*** Opening of Given records ***

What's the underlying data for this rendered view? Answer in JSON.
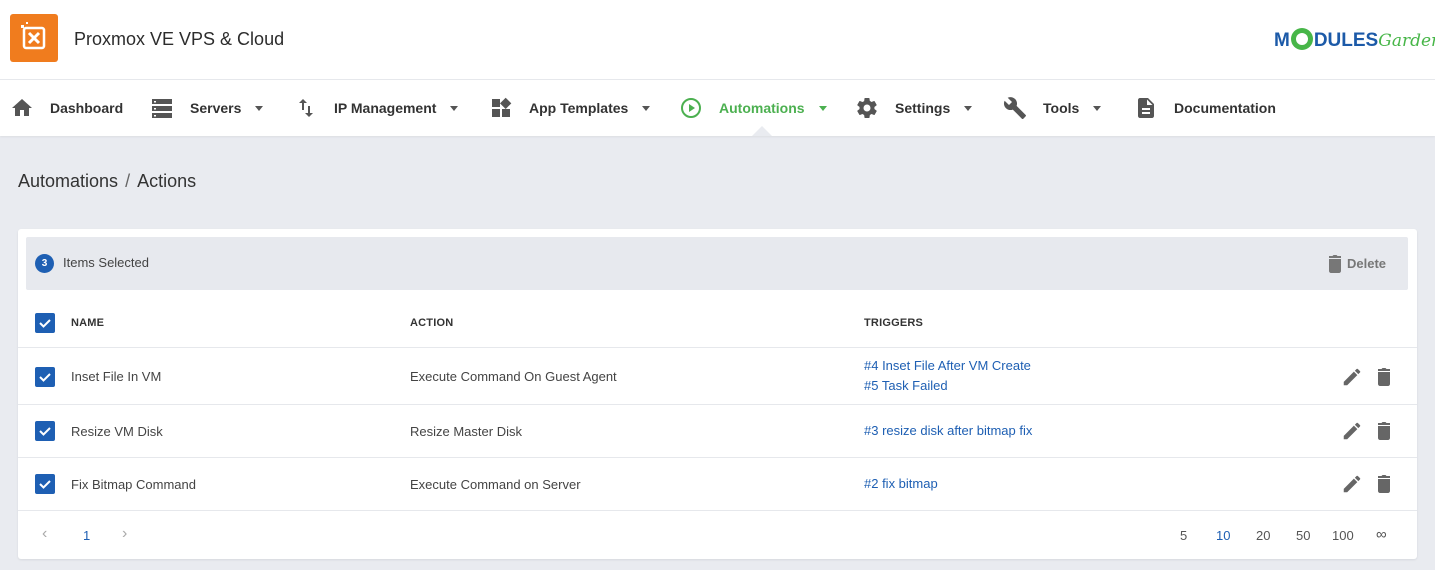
{
  "header": {
    "app_title": "Proxmox VE VPS & Cloud",
    "brand_part1": "M",
    "brand_part2": "DULES",
    "brand_part3": "Garden",
    "accent_color": "#4cb050",
    "logo_color": "#f07c1e",
    "logo_icon": "close-box-icon"
  },
  "nav": {
    "items": [
      {
        "label": "Dashboard",
        "icon": "home-icon"
      },
      {
        "label": "Servers",
        "icon": "servers-icon"
      },
      {
        "label": "IP Management",
        "icon": "swap-vertical-icon"
      },
      {
        "label": "App Templates",
        "icon": "widgets-icon"
      },
      {
        "label": "Automations",
        "icon": "play-circle-icon",
        "active": true
      },
      {
        "label": "Settings",
        "icon": "gear-icon"
      },
      {
        "label": "Tools",
        "icon": "wrench-icon"
      },
      {
        "label": "Documentation",
        "icon": "document-icon"
      }
    ]
  },
  "breadcrumb": {
    "parent": "Automations",
    "separator": "/",
    "current": "Actions"
  },
  "selection": {
    "count": "3",
    "label": "Items Selected",
    "delete_label": "Delete"
  },
  "table": {
    "columns": [
      "NAME",
      "ACTION",
      "TRIGGERS"
    ],
    "rows": [
      {
        "name": "Inset File In VM",
        "action": "Execute Command On Guest Agent",
        "triggers": [
          "#4 Inset File After VM Create",
          "#5 Task Failed"
        ],
        "checked": true
      },
      {
        "name": "Resize VM Disk",
        "action": "Resize Master Disk",
        "triggers": [
          "#3 resize disk after bitmap fix"
        ],
        "checked": true
      },
      {
        "name": "Fix Bitmap Command",
        "action": "Execute Command on Server",
        "triggers": [
          "#2 fix bitmap"
        ],
        "checked": true
      }
    ]
  },
  "pagination": {
    "prev": "‹",
    "current_page": "1",
    "next": "›",
    "page_sizes": [
      "5",
      "10",
      "20",
      "50",
      "100",
      "∞"
    ],
    "selected_page_size": "10"
  }
}
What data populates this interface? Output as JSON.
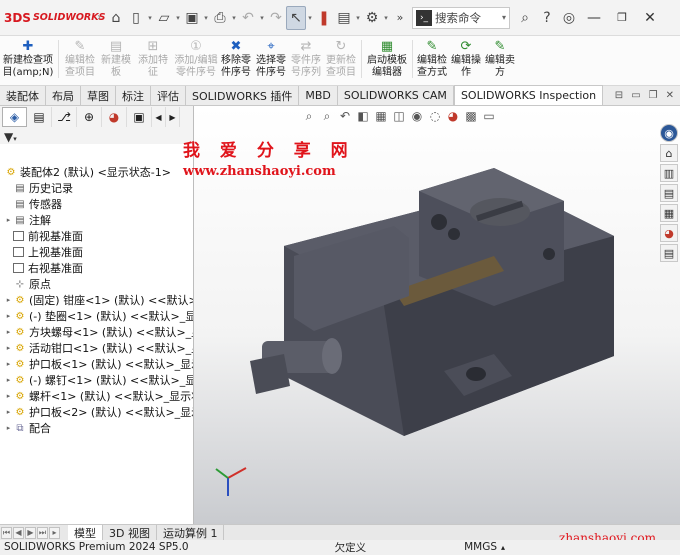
{
  "app": {
    "logo_ds": "3DS",
    "logo_name": "SOLIDWORKS"
  },
  "search": {
    "placeholder": "搜索命令"
  },
  "commands": [
    {
      "label": "新建检查项\n目(amp;N)",
      "icon": "new-inspection-icon",
      "disabled": false
    },
    {
      "label": "编辑检\n查项目",
      "icon": "edit-inspection-icon",
      "disabled": true
    },
    {
      "label": "新建模\n板",
      "icon": "new-template-icon",
      "disabled": true
    },
    {
      "label": "添加特\n征",
      "icon": "add-feature-icon",
      "disabled": true
    },
    {
      "label": "添加/编辑\n零件序号",
      "icon": "add-balloon-icon",
      "disabled": true
    },
    {
      "label": "移除零\n件序号",
      "icon": "remove-balloon-icon",
      "disabled": false
    },
    {
      "label": "选择零\n件序号",
      "icon": "select-balloon-icon",
      "disabled": false
    },
    {
      "label": "零件序\n号序列",
      "icon": "balloon-sequence-icon",
      "disabled": true
    },
    {
      "label": "更新检\n查项目",
      "icon": "update-inspection-icon",
      "disabled": true
    },
    {
      "label": "启动模板\n编辑器",
      "icon": "template-editor-icon",
      "disabled": false
    },
    {
      "label": "编辑检\n查方式",
      "icon": "edit-method-icon",
      "disabled": false
    },
    {
      "label": "编辑操\n作",
      "icon": "edit-operation-icon",
      "disabled": false
    },
    {
      "label": "编辑卖\n方",
      "icon": "edit-vendor-icon",
      "disabled": false
    }
  ],
  "tabs": [
    "装配体",
    "布局",
    "草图",
    "标注",
    "评估",
    "SOLIDWORKS 插件",
    "MBD",
    "SOLIDWORKS CAM",
    "SOLIDWORKS Inspection"
  ],
  "tree": {
    "root": "装配体2 (默认) <显示状态-1>",
    "nodes": [
      {
        "label": "历史记录",
        "type": "folder"
      },
      {
        "label": "传感器",
        "type": "folder"
      },
      {
        "label": "注解",
        "type": "folder"
      },
      {
        "label": "前视基准面",
        "type": "plane"
      },
      {
        "label": "上视基准面",
        "type": "plane"
      },
      {
        "label": "右视基准面",
        "type": "plane"
      },
      {
        "label": "原点",
        "type": "origin"
      },
      {
        "label": "(固定) 钳座<1> (默认) <<默认>_显",
        "type": "part"
      },
      {
        "label": "(-) 垫圈<1> (默认) <<默认>_显示状",
        "type": "part"
      },
      {
        "label": "方块螺母<1> (默认) <<默认>_显示",
        "type": "part"
      },
      {
        "label": "活动钳口<1> (默认) <<默认>_显示",
        "type": "part"
      },
      {
        "label": "护口板<1> (默认) <<默认>_显示状",
        "type": "part"
      },
      {
        "label": "(-) 螺钉<1> (默认) <<默认>_显示状",
        "type": "part"
      },
      {
        "label": "螺杆<1> (默认) <<默认>_显示状态",
        "type": "part"
      },
      {
        "label": "护口板<2> (默认) <<默认>_显示状",
        "type": "part"
      },
      {
        "label": "配合",
        "type": "mate"
      }
    ]
  },
  "watermark": {
    "line1": "我 爱 分 享 网",
    "line2": "www.zhanshaoyi.com",
    "line3": "zhanshaoyi.com"
  },
  "bottom_tabs": [
    "模型",
    "3D 视图",
    "运动算例 1"
  ],
  "status": {
    "product": "SOLIDWORKS Premium 2024 SP5.0",
    "define": "欠定义",
    "units": "MMGS"
  }
}
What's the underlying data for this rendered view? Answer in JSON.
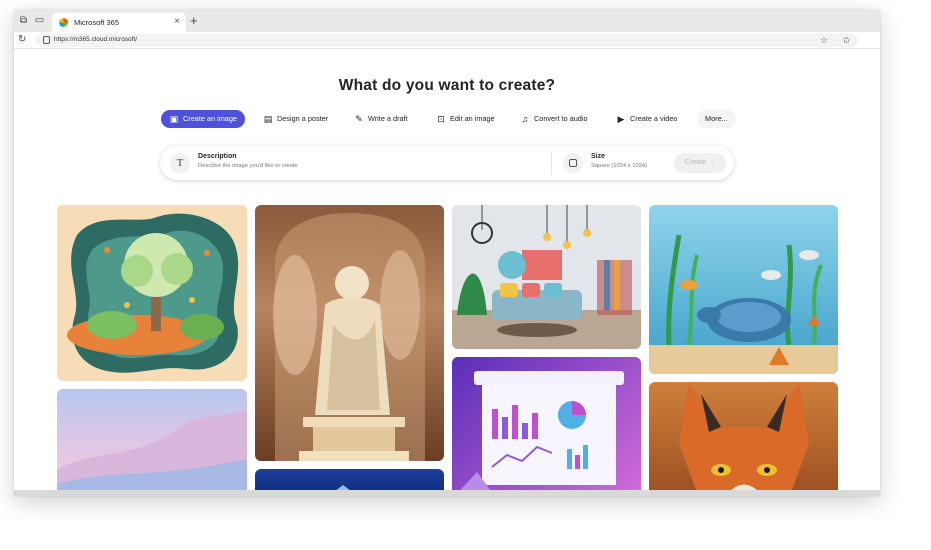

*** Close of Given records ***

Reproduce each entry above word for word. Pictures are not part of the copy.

What's the underlying data for this rendered view? Answer in JSON.
{
  "header": {
    "app_title": "Proxmox VE VPS & Cloud",
    "brand_part1": "M",
    "brand_part2": "DULES",
    "brand_part3": "Garden",
    "accent_color": "#4cb050",
    "logo_color": "#f07c1e",
    "logo_icon": "close-box-icon"
  },
  "nav": {
    "items": [
      {
        "label": "Dashboard",
        "icon": "home-icon"
      },
      {
        "label": "Servers",
        "icon": "servers-icon"
      },
      {
        "label": "IP Management",
        "icon": "swap-vertical-icon"
      },
      {
        "label": "App Templates",
        "icon": "widgets-icon"
      },
      {
        "label": "Automations",
        "icon": "play-circle-icon",
        "active": true
      },
      {
        "label": "Settings",
        "icon": "gear-icon"
      },
      {
        "label": "Tools",
        "icon": "wrench-icon"
      },
      {
        "label": "Documentation",
        "icon": "document-icon"
      }
    ]
  },
  "breadcrumb": {
    "parent": "Automations",
    "separator": "/",
    "current": "Actions"
  },
  "selection": {
    "count": "3",
    "label": "Items Selected",
    "delete_label": "Delete"
  },
  "table": {
    "columns": [
      "NAME",
      "ACTION",
      "TRIGGERS"
    ],
    "rows": [
      {
        "name": "Inset File In VM",
        "action": "Execute Command On Guest Agent",
        "triggers": [
          "#4 Inset File After VM Create",
          "#5 Task Failed"
        ],
        "checked": true
      },
      {
        "name": "Resize VM Disk",
        "action": "Resize Master Disk",
        "triggers": [
          "#3 resize disk after bitmap fix"
        ],
        "checked": true
      },
      {
        "name": "Fix Bitmap Command",
        "action": "Execute Command on Server",
        "triggers": [
          "#2 fix bitmap"
        ],
        "checked": true
      }
    ]
  },
  "pagination": {
    "prev": "‹",
    "current_page": "1",
    "next": "›",
    "page_sizes": [
      "5",
      "10",
      "20",
      "50",
      "100",
      "∞"
    ],
    "selected_page_size": "10"
  }
}
What data populates this interface? Output as JSON.
{
  "app": {
    "logo_ds": "3DS",
    "logo_name": "SOLIDWORKS"
  },
  "search": {
    "placeholder": "搜索命令"
  },
  "commands": [
    {
      "label": "新建检查项\n目(amp;N)",
      "icon": "new-inspection-icon",
      "disabled": false
    },
    {
      "label": "编辑检\n查项目",
      "icon": "edit-inspection-icon",
      "disabled": true
    },
    {
      "label": "新建模\n板",
      "icon": "new-template-icon",
      "disabled": true
    },
    {
      "label": "添加特\n征",
      "icon": "add-feature-icon",
      "disabled": true
    },
    {
      "label": "添加/编辑\n零件序号",
      "icon": "add-balloon-icon",
      "disabled": true
    },
    {
      "label": "移除零\n件序号",
      "icon": "remove-balloon-icon",
      "disabled": false
    },
    {
      "label": "选择零\n件序号",
      "icon": "select-balloon-icon",
      "disabled": false
    },
    {
      "label": "零件序\n号序列",
      "icon": "balloon-sequence-icon",
      "disabled": true
    },
    {
      "label": "更新检\n查项目",
      "icon": "update-inspection-icon",
      "disabled": true
    },
    {
      "label": "启动模板\n编辑器",
      "icon": "template-editor-icon",
      "disabled": false
    },
    {
      "label": "编辑检\n查方式",
      "icon": "edit-method-icon",
      "disabled": false
    },
    {
      "label": "编辑操\n作",
      "icon": "edit-operation-icon",
      "disabled": false
    },
    {
      "label": "编辑卖\n方",
      "icon": "edit-vendor-icon",
      "disabled": false
    }
  ],
  "tabs": [
    "装配体",
    "布局",
    "草图",
    "标注",
    "评估",
    "SOLIDWORKS 插件",
    "MBD",
    "SOLIDWORKS CAM",
    "SOLIDWORKS Inspection"
  ],
  "tree": {
    "root": "装配体2 (默认) <显示状态-1>",
    "nodes": [
      {
        "label": "历史记录",
        "type": "folder"
      },
      {
        "label": "传感器",
        "type": "folder"
      },
      {
        "label": "注解",
        "type": "folder"
      },
      {
        "label": "前视基准面",
        "type": "plane"
      },
      {
        "label": "上视基准面",
        "type": "plane"
      },
      {
        "label": "右视基准面",
        "type": "plane"
      },
      {
        "label": "原点",
        "type": "origin"
      },
      {
        "label": "(固定) 钳座<1> (默认) <<默认>_显",
        "type": "part"
      },
      {
        "label": "(-) 垫圈<1> (默认) <<默认>_显示状",
        "type": "part"
      },
      {
        "label": "方块螺母<1> (默认) <<默认>_显示",
        "type": "part"
      },
      {
        "label": "活动钳口<1> (默认) <<默认>_显示",
        "type": "part"
      },
      {
        "label": "护口板<1> (默认) <<默认>_显示状",
        "type": "part"
      },
      {
        "label": "(-) 螺钉<1> (默认) <<默认>_显示状",
        "type": "part"
      },
      {
        "label": "螺杆<1> (默认) <<默认>_显示状态",
        "type": "part"
      },
      {
        "label": "护口板<2> (默认) <<默认>_显示状",
        "type": "part"
      },
      {
        "label": "配合",
        "type": "mate"
      }
    ]
  },
  "watermark": {
    "line1": "我 爱 分 享 网",
    "line2": "www.zhanshaoyi.com",
    "line3": "zhanshaoyi.com"
  },
  "bottom_tabs": [
    "模型",
    "3D 视图",
    "运动算例 1"
  ],
  "status": {
    "product": "SOLIDWORKS Premium 2024 SP5.0",
    "define": "欠定义",
    "units": "MMGS"
  }
}
What's the underlying data for this rendered view? Answer in JSON.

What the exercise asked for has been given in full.